• _What you should do_
Could you filter the records below and keep only the lines with the word "Cholesterol"?

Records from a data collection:
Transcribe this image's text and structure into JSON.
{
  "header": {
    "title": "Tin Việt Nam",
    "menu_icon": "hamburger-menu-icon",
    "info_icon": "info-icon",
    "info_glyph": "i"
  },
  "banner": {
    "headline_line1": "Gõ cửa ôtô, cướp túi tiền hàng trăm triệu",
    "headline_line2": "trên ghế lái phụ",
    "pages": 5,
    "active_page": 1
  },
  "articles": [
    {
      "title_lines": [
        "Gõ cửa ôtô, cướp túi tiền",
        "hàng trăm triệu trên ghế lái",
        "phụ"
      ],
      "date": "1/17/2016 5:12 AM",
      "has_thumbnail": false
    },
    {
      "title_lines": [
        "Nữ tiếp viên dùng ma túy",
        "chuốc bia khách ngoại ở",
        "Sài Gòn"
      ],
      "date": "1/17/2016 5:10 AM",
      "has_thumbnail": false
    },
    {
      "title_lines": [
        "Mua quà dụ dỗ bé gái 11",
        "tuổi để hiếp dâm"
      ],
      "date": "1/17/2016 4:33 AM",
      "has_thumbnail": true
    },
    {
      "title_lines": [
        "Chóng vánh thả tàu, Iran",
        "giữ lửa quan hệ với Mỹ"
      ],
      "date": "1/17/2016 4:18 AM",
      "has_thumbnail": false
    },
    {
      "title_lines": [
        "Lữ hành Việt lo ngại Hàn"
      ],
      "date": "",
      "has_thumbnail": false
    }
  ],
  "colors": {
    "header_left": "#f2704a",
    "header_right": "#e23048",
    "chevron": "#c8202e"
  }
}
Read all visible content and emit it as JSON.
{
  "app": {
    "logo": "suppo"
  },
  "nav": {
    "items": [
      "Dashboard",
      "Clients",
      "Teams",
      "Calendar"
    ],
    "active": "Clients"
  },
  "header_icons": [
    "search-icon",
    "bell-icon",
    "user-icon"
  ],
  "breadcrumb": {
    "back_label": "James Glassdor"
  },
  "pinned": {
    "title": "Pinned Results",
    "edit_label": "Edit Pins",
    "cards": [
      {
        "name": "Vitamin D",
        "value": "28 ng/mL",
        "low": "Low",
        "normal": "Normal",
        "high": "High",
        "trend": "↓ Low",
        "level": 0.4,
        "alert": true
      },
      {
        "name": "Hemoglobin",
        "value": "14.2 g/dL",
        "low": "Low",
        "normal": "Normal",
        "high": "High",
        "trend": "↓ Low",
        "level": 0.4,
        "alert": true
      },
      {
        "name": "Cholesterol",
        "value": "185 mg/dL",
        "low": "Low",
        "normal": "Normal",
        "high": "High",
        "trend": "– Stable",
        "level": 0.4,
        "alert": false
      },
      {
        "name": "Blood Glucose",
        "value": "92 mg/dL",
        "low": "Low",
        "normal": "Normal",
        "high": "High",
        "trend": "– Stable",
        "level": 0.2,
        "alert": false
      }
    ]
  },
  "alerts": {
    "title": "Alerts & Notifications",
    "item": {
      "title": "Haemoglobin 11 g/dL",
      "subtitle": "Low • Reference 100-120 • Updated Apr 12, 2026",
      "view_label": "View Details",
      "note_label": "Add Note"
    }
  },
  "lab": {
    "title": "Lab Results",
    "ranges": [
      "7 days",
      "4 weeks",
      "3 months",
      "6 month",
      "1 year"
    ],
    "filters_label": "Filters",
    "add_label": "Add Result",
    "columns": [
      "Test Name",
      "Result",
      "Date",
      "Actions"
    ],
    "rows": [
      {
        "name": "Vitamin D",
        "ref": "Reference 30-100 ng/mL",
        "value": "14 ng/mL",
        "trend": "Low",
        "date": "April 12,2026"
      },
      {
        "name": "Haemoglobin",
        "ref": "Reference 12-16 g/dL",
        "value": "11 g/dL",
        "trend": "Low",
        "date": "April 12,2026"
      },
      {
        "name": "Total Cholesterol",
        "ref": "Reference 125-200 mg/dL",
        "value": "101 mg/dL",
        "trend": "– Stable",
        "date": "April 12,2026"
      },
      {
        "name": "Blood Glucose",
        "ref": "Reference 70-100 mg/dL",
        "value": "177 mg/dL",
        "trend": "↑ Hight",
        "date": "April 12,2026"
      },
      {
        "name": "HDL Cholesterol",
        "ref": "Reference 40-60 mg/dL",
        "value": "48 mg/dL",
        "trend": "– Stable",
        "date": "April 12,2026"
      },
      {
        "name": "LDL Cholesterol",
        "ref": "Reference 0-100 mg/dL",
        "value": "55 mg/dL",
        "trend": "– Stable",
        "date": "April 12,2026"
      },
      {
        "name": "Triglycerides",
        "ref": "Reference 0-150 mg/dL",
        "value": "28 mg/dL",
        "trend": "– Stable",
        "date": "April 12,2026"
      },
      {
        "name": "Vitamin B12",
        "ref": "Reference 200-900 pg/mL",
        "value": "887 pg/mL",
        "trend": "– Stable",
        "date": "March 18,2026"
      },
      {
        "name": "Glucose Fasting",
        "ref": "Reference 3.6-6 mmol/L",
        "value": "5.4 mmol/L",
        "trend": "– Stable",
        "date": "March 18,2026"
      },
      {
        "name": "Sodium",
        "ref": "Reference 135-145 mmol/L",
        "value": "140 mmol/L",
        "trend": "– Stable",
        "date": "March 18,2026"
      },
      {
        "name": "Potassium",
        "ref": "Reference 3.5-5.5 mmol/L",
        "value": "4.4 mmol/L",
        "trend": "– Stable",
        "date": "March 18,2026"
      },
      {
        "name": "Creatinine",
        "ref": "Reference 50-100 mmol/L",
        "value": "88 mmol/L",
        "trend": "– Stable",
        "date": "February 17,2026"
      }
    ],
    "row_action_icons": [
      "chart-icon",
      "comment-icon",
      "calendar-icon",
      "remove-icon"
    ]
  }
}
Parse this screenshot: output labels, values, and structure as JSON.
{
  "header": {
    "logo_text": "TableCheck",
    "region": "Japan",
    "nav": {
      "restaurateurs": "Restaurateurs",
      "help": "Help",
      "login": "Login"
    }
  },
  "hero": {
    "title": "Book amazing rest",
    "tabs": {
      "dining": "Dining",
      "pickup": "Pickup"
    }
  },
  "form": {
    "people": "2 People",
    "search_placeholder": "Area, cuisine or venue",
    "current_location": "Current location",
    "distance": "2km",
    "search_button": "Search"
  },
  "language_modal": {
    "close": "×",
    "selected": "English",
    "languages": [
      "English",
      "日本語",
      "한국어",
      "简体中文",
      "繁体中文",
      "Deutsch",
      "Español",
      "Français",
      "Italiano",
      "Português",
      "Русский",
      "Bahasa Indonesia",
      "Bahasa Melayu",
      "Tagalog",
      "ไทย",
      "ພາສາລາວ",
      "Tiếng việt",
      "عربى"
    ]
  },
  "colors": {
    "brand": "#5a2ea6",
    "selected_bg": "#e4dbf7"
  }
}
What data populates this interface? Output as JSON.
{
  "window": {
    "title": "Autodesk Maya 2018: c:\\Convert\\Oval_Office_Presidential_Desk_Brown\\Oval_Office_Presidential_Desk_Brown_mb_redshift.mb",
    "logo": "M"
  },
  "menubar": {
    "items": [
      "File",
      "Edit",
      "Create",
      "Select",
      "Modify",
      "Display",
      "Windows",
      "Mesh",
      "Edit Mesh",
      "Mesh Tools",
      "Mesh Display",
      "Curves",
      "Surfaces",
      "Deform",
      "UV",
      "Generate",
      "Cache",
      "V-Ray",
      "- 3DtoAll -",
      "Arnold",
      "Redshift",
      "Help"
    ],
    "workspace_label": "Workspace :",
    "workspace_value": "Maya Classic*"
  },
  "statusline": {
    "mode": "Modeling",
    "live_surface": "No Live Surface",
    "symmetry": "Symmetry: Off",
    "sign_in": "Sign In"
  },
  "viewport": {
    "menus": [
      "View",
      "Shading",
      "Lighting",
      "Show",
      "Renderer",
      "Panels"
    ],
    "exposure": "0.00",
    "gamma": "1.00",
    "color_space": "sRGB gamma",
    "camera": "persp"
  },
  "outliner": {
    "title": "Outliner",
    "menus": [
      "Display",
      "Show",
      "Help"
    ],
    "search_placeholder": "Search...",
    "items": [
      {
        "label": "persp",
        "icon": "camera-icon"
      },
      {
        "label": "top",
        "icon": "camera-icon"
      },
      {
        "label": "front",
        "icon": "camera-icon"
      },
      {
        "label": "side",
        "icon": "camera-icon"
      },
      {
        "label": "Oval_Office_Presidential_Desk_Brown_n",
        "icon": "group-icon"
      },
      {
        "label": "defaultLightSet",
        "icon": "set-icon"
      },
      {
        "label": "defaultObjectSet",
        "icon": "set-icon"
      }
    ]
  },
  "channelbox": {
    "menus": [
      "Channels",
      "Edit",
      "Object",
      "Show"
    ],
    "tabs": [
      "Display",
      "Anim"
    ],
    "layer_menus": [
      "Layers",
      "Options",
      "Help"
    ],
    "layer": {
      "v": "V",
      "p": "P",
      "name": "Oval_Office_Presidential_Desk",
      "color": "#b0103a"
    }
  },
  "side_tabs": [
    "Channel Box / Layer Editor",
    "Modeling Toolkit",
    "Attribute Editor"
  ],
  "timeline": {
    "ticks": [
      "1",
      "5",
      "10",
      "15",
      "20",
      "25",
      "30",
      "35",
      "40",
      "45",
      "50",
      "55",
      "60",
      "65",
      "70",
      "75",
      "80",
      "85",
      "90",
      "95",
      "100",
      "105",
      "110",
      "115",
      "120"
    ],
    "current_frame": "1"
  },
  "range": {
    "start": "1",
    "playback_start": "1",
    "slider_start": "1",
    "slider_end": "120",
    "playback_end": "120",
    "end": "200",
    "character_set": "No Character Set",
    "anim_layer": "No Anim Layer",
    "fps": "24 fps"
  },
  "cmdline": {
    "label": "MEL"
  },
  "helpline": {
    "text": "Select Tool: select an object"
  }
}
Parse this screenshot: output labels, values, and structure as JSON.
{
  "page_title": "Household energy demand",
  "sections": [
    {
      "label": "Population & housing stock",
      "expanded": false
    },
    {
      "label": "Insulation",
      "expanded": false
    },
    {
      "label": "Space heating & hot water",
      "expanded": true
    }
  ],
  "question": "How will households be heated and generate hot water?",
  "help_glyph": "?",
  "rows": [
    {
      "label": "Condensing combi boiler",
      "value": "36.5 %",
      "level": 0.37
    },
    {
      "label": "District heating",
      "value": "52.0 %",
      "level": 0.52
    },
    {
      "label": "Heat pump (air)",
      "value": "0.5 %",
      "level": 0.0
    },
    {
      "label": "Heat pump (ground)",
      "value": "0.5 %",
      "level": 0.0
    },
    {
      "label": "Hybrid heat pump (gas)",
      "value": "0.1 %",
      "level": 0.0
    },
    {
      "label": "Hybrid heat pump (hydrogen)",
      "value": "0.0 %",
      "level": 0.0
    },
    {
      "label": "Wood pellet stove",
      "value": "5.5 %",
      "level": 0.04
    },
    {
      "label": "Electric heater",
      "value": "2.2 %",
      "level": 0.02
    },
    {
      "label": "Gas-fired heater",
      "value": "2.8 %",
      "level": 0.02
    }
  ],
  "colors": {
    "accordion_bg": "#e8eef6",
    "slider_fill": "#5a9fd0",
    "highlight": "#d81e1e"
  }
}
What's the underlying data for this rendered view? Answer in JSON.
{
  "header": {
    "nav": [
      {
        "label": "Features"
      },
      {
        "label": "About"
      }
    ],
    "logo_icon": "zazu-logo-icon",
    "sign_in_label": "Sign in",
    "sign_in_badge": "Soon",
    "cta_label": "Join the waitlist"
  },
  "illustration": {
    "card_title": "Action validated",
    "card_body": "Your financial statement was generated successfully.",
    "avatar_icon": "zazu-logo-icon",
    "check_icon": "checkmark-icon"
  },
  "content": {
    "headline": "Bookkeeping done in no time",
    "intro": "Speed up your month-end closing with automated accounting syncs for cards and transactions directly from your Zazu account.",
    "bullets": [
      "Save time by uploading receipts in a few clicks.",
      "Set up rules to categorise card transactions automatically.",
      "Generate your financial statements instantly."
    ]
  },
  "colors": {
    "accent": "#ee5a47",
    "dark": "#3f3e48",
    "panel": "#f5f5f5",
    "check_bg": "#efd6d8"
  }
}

• _Solution for this task_
        "name": "Cholesterol",
        "name": "Total Cholesterol",
        "name": "HDL Cholesterol",
        "name": "LDL Cholesterol",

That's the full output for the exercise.